Dataset rows for apps and sites:

===

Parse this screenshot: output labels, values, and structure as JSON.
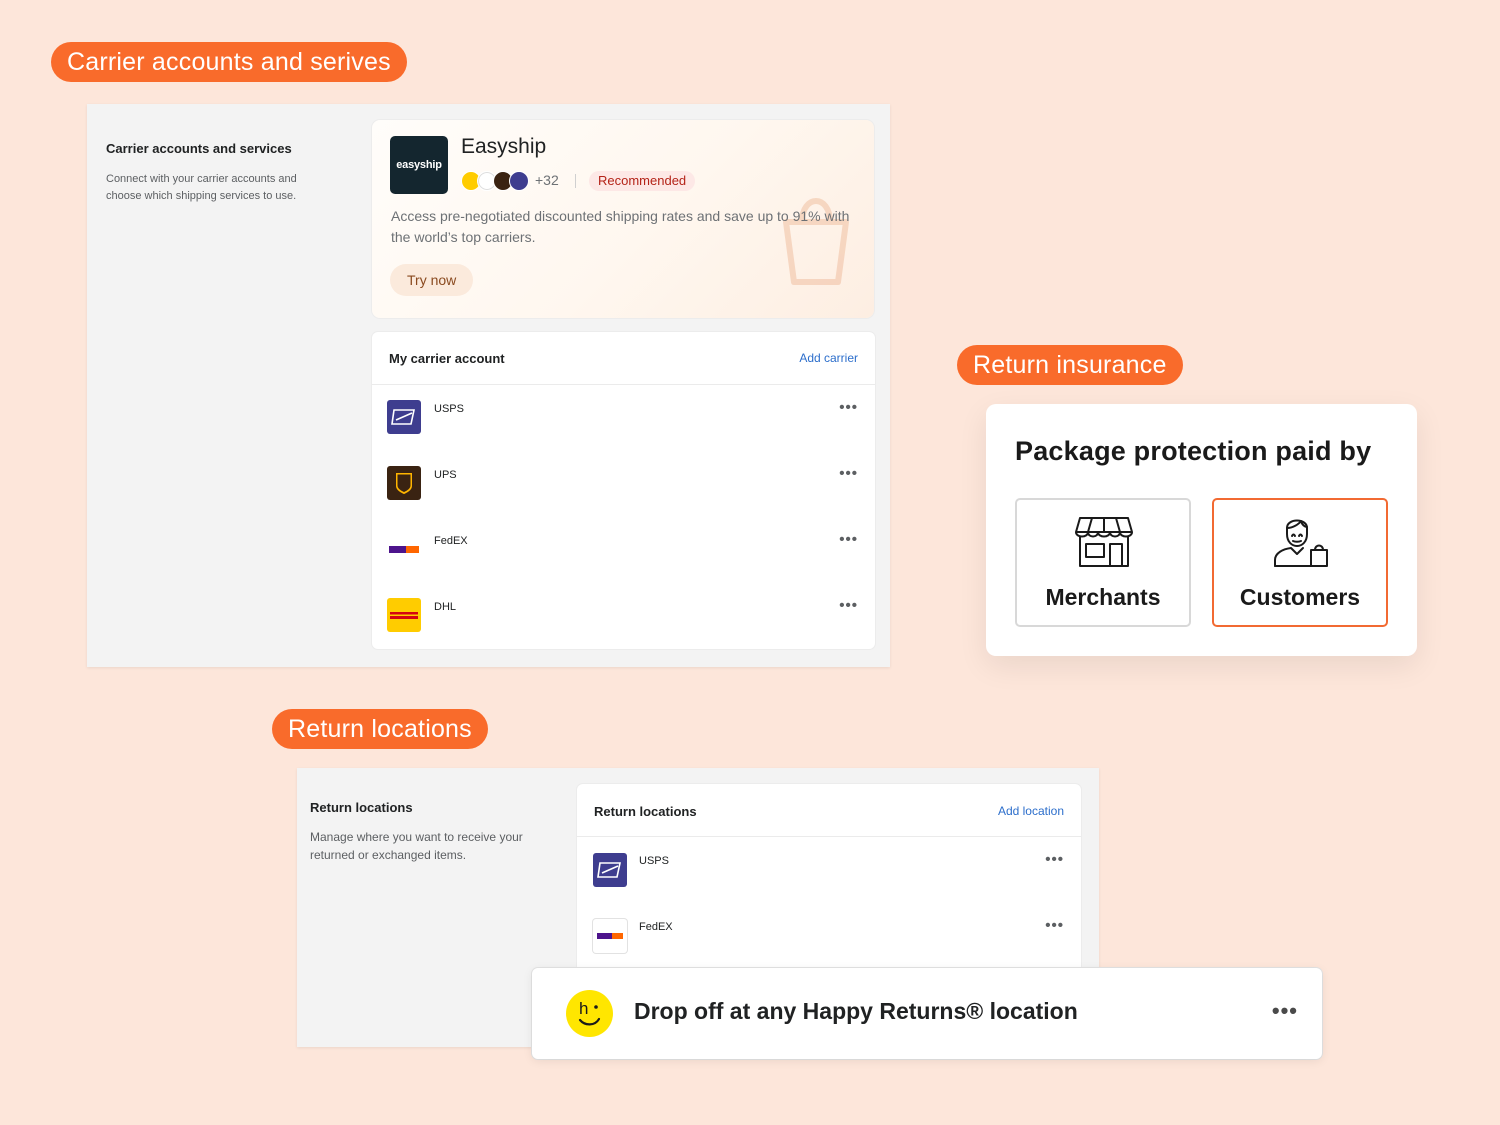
{
  "sections": {
    "carrier_pill": "Carrier accounts and serives",
    "insurance_pill": "Return insurance",
    "locations_pill": "Return locations"
  },
  "carrier_panel": {
    "title": "Carrier accounts and services",
    "description": "Connect with your carrier accounts and choose which shipping services to use.",
    "easyship": {
      "logo_text": "easyship",
      "title": "Easyship",
      "more_count": "+32",
      "badge": "Recommended",
      "description": "Access pre-negotiated discounted shipping rates and save up to 91% with the world’s top carriers.",
      "cta": "Try now",
      "carrier_icons": [
        "dhl-icon",
        "fedex-icon",
        "ups-icon",
        "usps-icon"
      ]
    },
    "list": {
      "title": "My carrier account",
      "add_link": "Add carrier",
      "items": [
        {
          "name": "USPS",
          "icon": "usps-logo-icon"
        },
        {
          "name": "UPS",
          "icon": "ups-logo-icon"
        },
        {
          "name": "FedEX",
          "icon": "fedex-logo-icon"
        },
        {
          "name": "DHL",
          "icon": "dhl-logo-icon"
        }
      ],
      "more": "•••"
    }
  },
  "insurance": {
    "title": "Package protection paid by",
    "options": [
      {
        "label": "Merchants",
        "icon": "storefront-icon",
        "selected": false
      },
      {
        "label": "Customers",
        "icon": "customer-with-bag-icon",
        "selected": true
      }
    ],
    "accent_color": "#f26a32"
  },
  "return_panel": {
    "title": "Return locations",
    "description": "Manage where you want to receive your returned or exchanged items.",
    "list": {
      "title": "Return locations",
      "add_link": "Add location",
      "items": [
        {
          "name": "USPS",
          "icon": "usps-logo-icon"
        },
        {
          "name": "FedEX",
          "icon": "fedex-logo-icon"
        }
      ],
      "more": "•••"
    },
    "happy_returns": {
      "text": "Drop off at any Happy Returns® location",
      "logo_text": "h",
      "icon": "happy-returns-logo-icon",
      "more": "•••"
    }
  },
  "colors": {
    "background": "#fde6da",
    "pill": "#f96b2b",
    "link": "#2c6ecb",
    "badge_text": "#b42318"
  }
}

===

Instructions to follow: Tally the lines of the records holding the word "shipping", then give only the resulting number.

Solution to the problem: 2